    Sunday, October 30, 2011

    Writing Tips from George Orwell

    I love George Orwell. I especially love "1984," but you may be more familiar with "Animal Farm." Anyway you look at it, he was a great writer.  He had strong political views, but also strong views about good writing, so I was thrilled to come across this article, posted on the Gotham Writer's Workshop.

    George Orwell: 6 Questions/6 Rules

    With every sentence, Orwell wrote, he asked himself these questions:

    1. What am I trying to say?
    2. What words will express it?
    3. What image or idiom will make it clearer?
    4. Is this image fresh enough to have an effect?

    Monday, October 24, 2011

    Give Your Chracters Horoscope Signs?

    I think it would be fun to give my characters horoscope signs, then when I write about a certain day, I'll go out and see who's feeling bitchy, and

    My main character is either a Gemini, a Sagittarius, or an Aquarius like me. Maybe I should stick to Aquarius, since I understand what it's like to live as one.

    So my horoscope today would be

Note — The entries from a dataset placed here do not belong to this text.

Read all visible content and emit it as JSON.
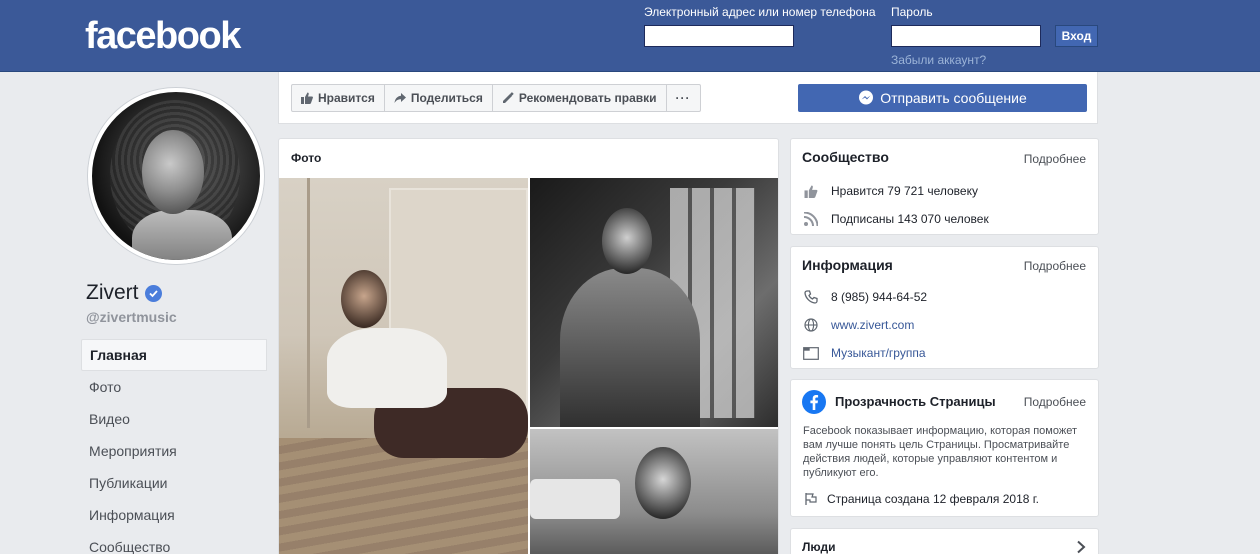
{
  "header": {
    "logo": "facebook",
    "email_label": "Электронный адрес или номер телефона",
    "password_label": "Пароль",
    "email_value": "",
    "password_value": "",
    "login_button": "Вход",
    "forgot_link": "Забыли аккаунт?"
  },
  "profile": {
    "name": "Zivert",
    "handle": "@zivertmusic"
  },
  "nav": {
    "items": [
      {
        "label": "Главная",
        "active": true
      },
      {
        "label": "Фото"
      },
      {
        "label": "Видео"
      },
      {
        "label": "Мероприятия"
      },
      {
        "label": "Публикации"
      },
      {
        "label": "Информация"
      },
      {
        "label": "Сообщество"
      }
    ]
  },
  "actions": {
    "like": "Нравится",
    "share": "Поделиться",
    "suggest_edits": "Рекомендовать правки",
    "more": "···",
    "send_message": "Отправить сообщение"
  },
  "photos": {
    "title": "Фото"
  },
  "community": {
    "title": "Сообщество",
    "more": "Подробнее",
    "likes": "Нравится 79 721 человеку",
    "followers": "Подписаны 143 070 человек"
  },
  "info": {
    "title": "Информация",
    "more": "Подробнее",
    "phone": "8 (985) 944-64-52",
    "website": "www.zivert.com",
    "category": "Музыкант/группа"
  },
  "transparency": {
    "title": "Прозрачность Страницы",
    "more": "Подробнее",
    "text": "Facebook показывает информацию, которая поможет вам лучше понять цель Страницы. Просматривайте действия людей, которые управляют контентом и публикуют его.",
    "created": "Страница создана 12 февраля 2018 г."
  },
  "people": {
    "title": "Люди"
  },
  "colors": {
    "brand": "#3b5998",
    "button": "#4267b2",
    "link": "#385898",
    "verified": "#4a7ddb"
  }
}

    "You are impulsively affectionate and flirtatious at this time, and you feel quite restless if you are in a stable, predictable relationship that offers little excitement. You may be highly attracted to someone new, simply because of the novelty and possibilities for adventure. Also, your friends or love partner may behave in unexpected ways. Flexibility and open-mindedness in your relationships is called for now."

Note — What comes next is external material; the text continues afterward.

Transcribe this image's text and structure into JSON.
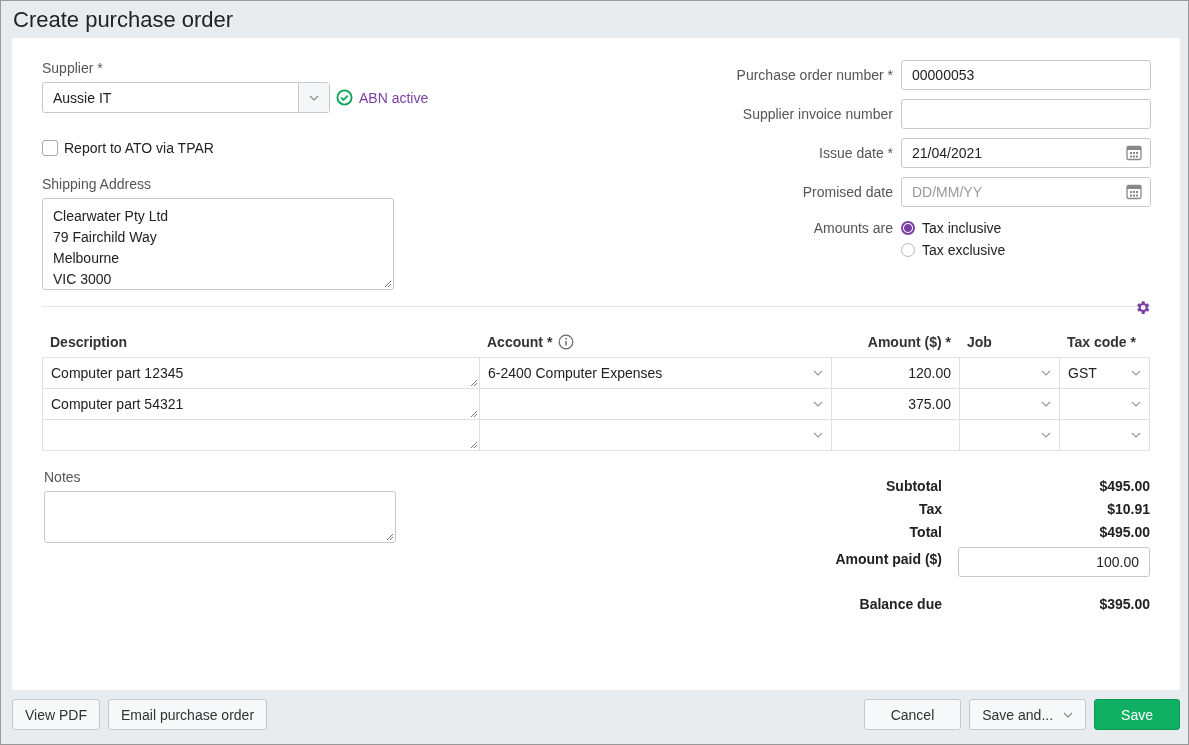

    So now I need to figure out what Kain is, and my other characters, and all kinds of interesting interactions might pop up.  

    I think I' going to try this technique in the book I'm working on now.  First to figure out what horoscope everyone is.

    Saturday, October 22, 2011

    Dot Dot Dot

    Yes, I'm an ex-English teacher. I'll admit it. I'm a grammar geek, and a technical writing. Please don't hate me.  I even completed all the coursework (but not the dissertation) for a Ph.D in Rhetoric. Oh yes, I did.

    But now that I'm trying to write fiction, I'm learning gobs from real writers. I don't have a clue about their educations.  They are writers, living the writing life, selling books that other people pay to read. I am the student here. Looking at my current manuscript recently, I saw many, many uses of ellipses (defined on Wikipedia as "Ellipsis is the narrative device of omitting a portion of the sequence of events, allowing the reader to fill in the narrative gaps.")  I wondered if I was creating a fiction faux pas,

    The "dot dot dot' questions always takes me back to one of my favorite movies (again .. .sorry): Mama Mia

    It's the diary she kept
    the year she was pregnant with me.
    'July 17th. What a night!'
    I don't know if I want to hear this!
    - I do!
    'Sam rowed me over to the little island.'
    That's here. That's Kalokairi.
    'We danced on the beach,
    and we kissed on the beach,
    'and dot, dot, dot.'

    So I posted on my Aspiring Writers group on Facebook:

    OK, it's time for the "dot dot dot" question (. . . ) I use them a lot when charaters aren't really finishing their sentences, and hesitating, and to simulate what real dialog sounds like. Do I need to take them all out?
    "Oh, I'm so sorry. I'm sorry I asked . . . " murmured Connie, but her eyes were bright with curiosity.

    I found that I'm not the only "Aspiring Writer" struggling with this concept:

      • Writer One I use them, too. I do think there are times when they are useful.
        Wednesday at 5:03pm ·  ·  1 person

      • Writer Two Me too.
        Wednesday at 5:33pm ·  ·  1 person

      • Writer Three  People really talk like that. I think it makes it a bit better to read than 'She paused ' every time.
        Wednesday at 7:13pm ·  ·  2 people
      • Writer Four Ellipses are for when dialogue trails off ("I was going to tell you, but..." She shrugged.) Em dashes are for when dialogue is cut off abruptly ("I was going to tell you, but--" She walked smack dab into the wall). Whichever you use, it's like anything--too much can be distracting. :-)
        Wednesday at 7:36pm ·  ·  6 people
      • Writer Five ahhhhh i needed that though... :) i now know the difference
        14 hours ago · 
      • Mystic Wyngarden A former English teacher (Me) learns the basics of writing narrative from real writers. HA!